If you have a cordless lawn mower, you can apply these exact same rules to help your lawn mower survive through the winter months.
Lose your Spark
Help your lawn mower by taking out the spark plug and spraying oil into the cylinder where the spark plug should have been. Recoil the handle a few times to make sure that an even covering of oil has been applied all around the cylinder wall. It is advised that you buy yourself a new spark plug for your own safety before using your lawn mower each spring.
As with most things, the best thing to do with your lawn mower is to thoroughly clean all aspects of it before you put it away for winter. Don’t forget to do this with the air and fuel filters too. If you want to be really specific as to what your mower needs, then check your instruction manual and head to the maintenance section.
This is also the ideal time to replace either of these filters if you feel that this is appropriate, and for some people, it is much easier than trying to clean them (depending on what state the filters are in!)
Do your best to remove all the oil from your mower, and once you are sufficiently happy that you have removed it to the best of your ability, you can apply new oil. The new oil must be the correct type and/or weight as instructed by the manufacturer of your mower so as not to cause any damage.
Be eco-friendly and recycle the old oil.

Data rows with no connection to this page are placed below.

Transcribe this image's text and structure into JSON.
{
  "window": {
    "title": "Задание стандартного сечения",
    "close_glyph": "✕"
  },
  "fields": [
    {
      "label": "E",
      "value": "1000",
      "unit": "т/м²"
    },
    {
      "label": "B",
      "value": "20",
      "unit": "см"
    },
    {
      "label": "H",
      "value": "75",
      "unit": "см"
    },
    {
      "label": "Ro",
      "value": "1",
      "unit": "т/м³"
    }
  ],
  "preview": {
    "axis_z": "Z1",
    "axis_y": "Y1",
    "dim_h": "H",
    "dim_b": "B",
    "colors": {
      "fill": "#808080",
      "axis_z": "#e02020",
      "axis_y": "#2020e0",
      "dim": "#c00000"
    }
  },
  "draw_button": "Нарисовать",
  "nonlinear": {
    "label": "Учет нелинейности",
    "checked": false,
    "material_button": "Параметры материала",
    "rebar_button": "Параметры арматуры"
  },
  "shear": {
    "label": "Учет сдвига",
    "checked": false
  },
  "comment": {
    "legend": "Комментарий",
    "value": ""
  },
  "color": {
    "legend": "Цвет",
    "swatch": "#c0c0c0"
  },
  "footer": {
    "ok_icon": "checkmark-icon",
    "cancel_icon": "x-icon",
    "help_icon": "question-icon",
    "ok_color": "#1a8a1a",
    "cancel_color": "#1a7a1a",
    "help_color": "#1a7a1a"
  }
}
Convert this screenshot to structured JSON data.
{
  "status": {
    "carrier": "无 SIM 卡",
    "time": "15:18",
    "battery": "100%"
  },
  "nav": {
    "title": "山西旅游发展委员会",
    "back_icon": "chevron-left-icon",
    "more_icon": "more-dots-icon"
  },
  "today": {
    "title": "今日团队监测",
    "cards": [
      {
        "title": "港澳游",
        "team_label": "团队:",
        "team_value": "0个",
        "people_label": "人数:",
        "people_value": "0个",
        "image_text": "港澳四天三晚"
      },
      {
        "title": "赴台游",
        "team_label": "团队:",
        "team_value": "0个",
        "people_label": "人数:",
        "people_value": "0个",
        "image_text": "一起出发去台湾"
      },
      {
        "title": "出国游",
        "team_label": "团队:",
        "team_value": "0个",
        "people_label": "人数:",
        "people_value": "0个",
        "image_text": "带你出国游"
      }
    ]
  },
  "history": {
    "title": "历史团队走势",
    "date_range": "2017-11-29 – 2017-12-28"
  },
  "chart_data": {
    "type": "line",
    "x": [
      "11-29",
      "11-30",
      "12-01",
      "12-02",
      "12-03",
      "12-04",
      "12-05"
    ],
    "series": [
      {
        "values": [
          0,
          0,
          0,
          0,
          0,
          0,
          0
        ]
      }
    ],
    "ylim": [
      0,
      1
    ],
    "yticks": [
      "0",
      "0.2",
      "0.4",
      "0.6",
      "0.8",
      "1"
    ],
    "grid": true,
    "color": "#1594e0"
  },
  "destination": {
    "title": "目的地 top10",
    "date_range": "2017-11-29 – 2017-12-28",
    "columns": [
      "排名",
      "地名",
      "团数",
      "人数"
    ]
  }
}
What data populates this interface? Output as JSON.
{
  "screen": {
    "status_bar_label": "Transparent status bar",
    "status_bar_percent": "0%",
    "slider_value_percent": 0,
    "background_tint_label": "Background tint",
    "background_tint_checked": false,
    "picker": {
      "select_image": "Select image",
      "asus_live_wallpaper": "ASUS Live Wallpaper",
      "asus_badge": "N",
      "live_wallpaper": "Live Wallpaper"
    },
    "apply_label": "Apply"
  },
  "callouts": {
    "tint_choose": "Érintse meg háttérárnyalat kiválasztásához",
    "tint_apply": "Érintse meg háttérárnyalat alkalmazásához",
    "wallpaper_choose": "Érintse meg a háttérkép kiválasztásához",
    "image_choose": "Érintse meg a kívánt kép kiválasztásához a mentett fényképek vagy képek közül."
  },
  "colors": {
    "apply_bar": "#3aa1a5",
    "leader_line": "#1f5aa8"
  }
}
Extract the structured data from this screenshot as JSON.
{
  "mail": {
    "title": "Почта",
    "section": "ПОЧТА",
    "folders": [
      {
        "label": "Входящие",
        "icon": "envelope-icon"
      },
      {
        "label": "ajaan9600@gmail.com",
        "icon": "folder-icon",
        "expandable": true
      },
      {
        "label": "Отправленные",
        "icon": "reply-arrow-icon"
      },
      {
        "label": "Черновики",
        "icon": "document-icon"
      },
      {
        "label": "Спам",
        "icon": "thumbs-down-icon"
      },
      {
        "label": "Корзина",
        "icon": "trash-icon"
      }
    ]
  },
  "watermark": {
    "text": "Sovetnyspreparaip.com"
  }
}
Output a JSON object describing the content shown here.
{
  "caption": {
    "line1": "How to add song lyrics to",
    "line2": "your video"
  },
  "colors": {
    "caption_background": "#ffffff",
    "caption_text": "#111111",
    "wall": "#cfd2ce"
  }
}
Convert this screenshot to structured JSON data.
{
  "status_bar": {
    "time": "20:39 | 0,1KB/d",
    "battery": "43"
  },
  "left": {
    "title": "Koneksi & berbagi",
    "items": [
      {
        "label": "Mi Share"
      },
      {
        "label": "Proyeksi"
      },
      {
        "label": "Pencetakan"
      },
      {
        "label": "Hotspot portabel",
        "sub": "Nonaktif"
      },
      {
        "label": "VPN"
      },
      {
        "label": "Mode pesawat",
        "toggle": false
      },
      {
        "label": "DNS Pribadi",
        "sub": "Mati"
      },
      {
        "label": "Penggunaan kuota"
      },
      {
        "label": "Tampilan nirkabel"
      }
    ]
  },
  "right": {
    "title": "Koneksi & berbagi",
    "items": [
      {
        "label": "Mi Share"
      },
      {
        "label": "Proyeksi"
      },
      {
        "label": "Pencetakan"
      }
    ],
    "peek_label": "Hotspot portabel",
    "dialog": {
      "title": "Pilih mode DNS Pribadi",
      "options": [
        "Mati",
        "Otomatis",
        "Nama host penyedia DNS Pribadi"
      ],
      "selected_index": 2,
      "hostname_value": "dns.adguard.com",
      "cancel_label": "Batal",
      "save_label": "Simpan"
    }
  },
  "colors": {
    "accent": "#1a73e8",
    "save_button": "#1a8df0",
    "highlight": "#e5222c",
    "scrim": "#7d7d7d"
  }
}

This can be done at a transfer station, repair shop, or auto-parts shop local to where you live.
Having safely and securely taken the spark plug out of your mower, turn your wonderful grass cutter on to its side, making sure that it will not wobble or fall over. Once stable, unbolt and take out the blades of the mower so that you can scrape out any leftover grass cuttings stuck within the deck. It is essential that this is done because grass contains a large percentage of water, and on metal parts, it causes large amounts of rust. Use a putty knife to scrape away the leftover grass and once you are satisfied that the deck is clear, coat it in WD-40.
All knives are more effective when they are sharp and this applies to lawn mowers too. For a quick, clean and easy cut, you must remember to sharpen the blades of your mower at least once per year. If any of the blades are damaged, then it is essential that they are replaced. Balance the blades before you re-install them, but if you are unsure about this, consult your maintenance manual for further guidance. Never remove the blades of your mower without removing the spark plug first.
The final job before putting your mower away for the winter is to do a thorough clean of all of the areas usually forgotten. These are areas such as the engine house, handle, top of the deck, and the wheels. This is a really simple job as it can just be done with a damp cloth and then dried off with a towel. Wherever there is a cable where movement or pivot points are required, high-quality spray lubricant should be sprayed liberally.
Having been through all of the points to help you prepare your lawn mower for storage over winter, it is time to consider the storage process itself. If you are able to keep your mower indoors, then this is the ideal location for it, but for many people, this is not possible due to restricted space. Therefore, in a dry, cool and safe location with a tarp over it will be just as good.
If this is likely to be in a location where pests could be a problem, namely mice, then laying bait stations below the mower is a handy tip to be aware of. Doing so will stop mice from nesting within your mower and from chewing through the wires. This is a common problem with people who store their electrical equipment in sheds and garages, but help is at hand with these top tips.